Personnel - when personnel are engaged, you should consider whether they are employees or contractors. This affects your rights and obligations concerning payment of wages and salary, other employee entitlements, workcover, superannuation, taxation etc. Such arrangements should be properly documented and understood by you and your personnel.


It is important to obtain legal financial and accounting advice on the structure and implications of starting up a business whether you are buying an existing business or setting one up.

If you would like further information on the rights and obligations of directors and officers, basic requirements for operating your business, single director/shareholder companies, intellectual property or buying and selling a business, we can provide you with articles on these topics.

Personal planning is also important in properly setting up a business.
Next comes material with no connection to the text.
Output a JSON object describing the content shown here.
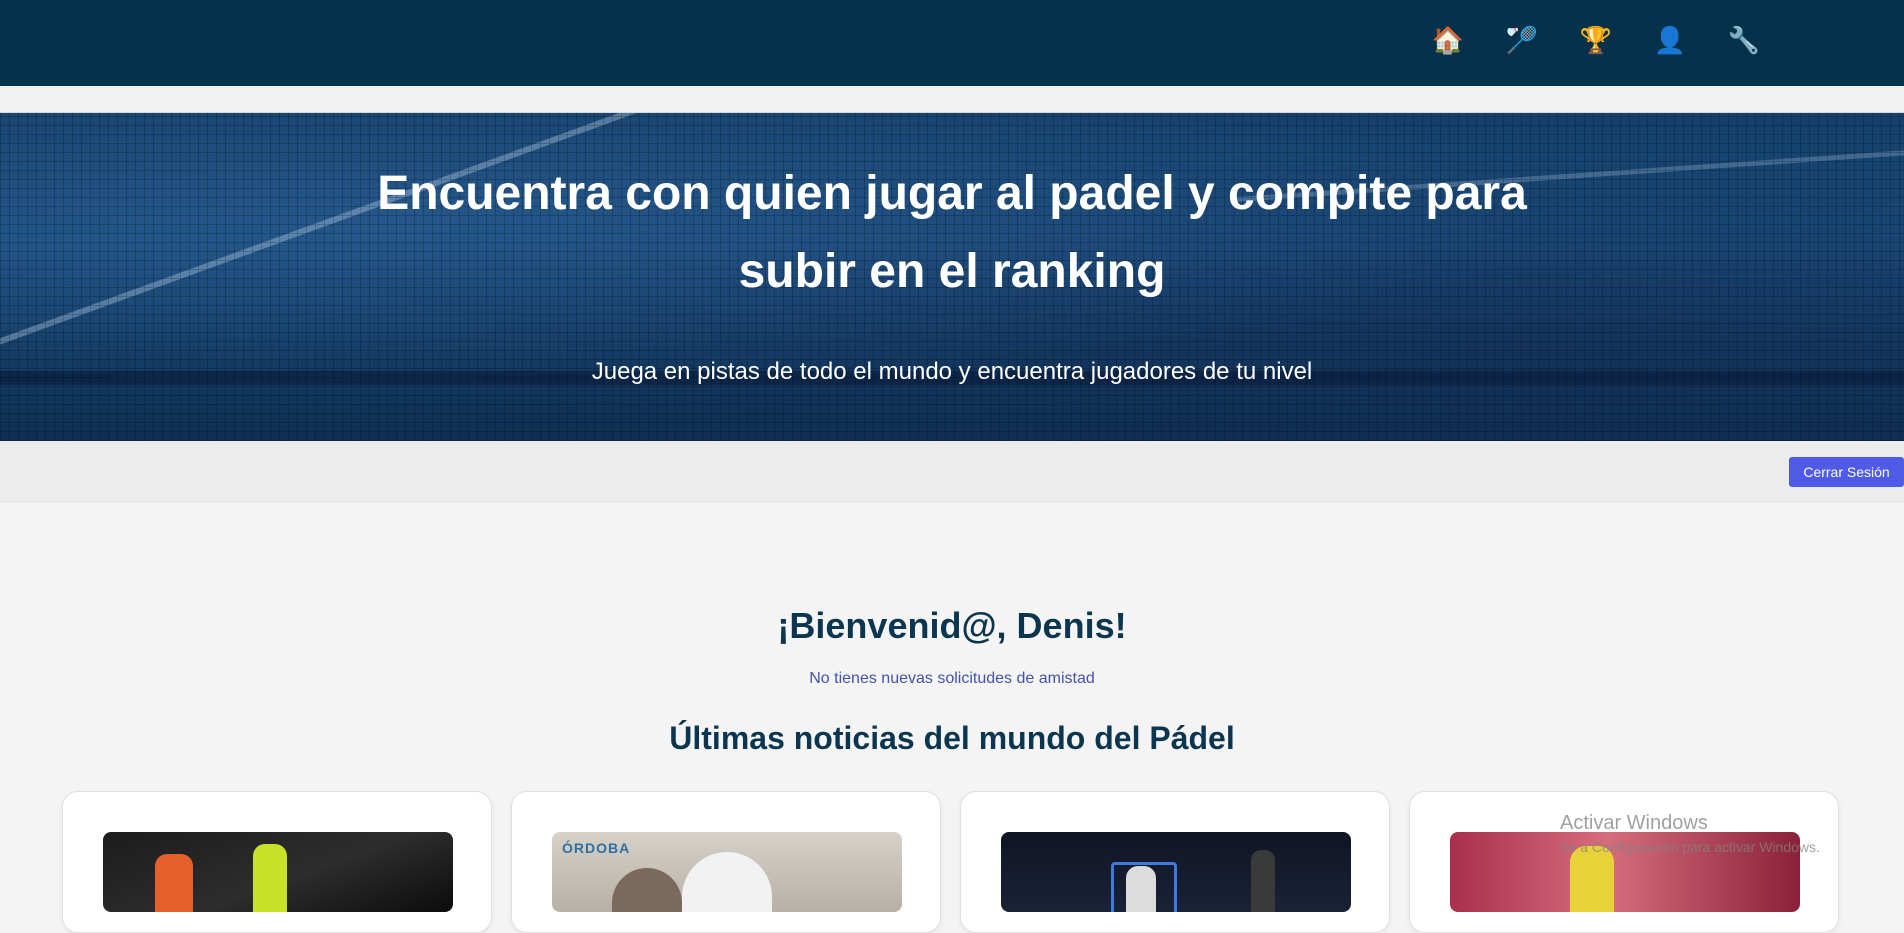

This includes making a Will, having appropriate superannuation, income protection insurance, business expenses protection, workcover, and considering future issues like requirements for working capital, equity, expansion or sale of the business. If you would like an article on preparation of Wills, please let us know.

We are happy to work with you and your other professional advisers to have your business and personal matters proceed as smoothly as possible.


This article is general in nature and for information only. It should not be acted upon without obtaining specific legal advice.

Content provided by Anne Hodgson & Co Lawyers

About Anne Hodgson & Co Lawyers

Anne Hodgson & Co Lawyers provides quality, timely and cost effective legal services for businesses and individuals.

Anne Hodgson has worked and been a Partner in two sizeable Melbourne CBD legal practices before establishing this firm. She has significant experience in commercial and business legal matters and in assisting clients with their personal legal matters. This firm offers clients quality legal services at a convenient location and at significantly lower rates than those charged by CBD firms. They also ensure that you receive prompt 'hands on' attention from Anne and staff.

This firm operates from purpose built premises at 81 Miller St, Carnegie in Victoria. Office hours are 9am to 5pm Monday to Friday. Appointments can also be arranged outside work hours at their office or at client's premises.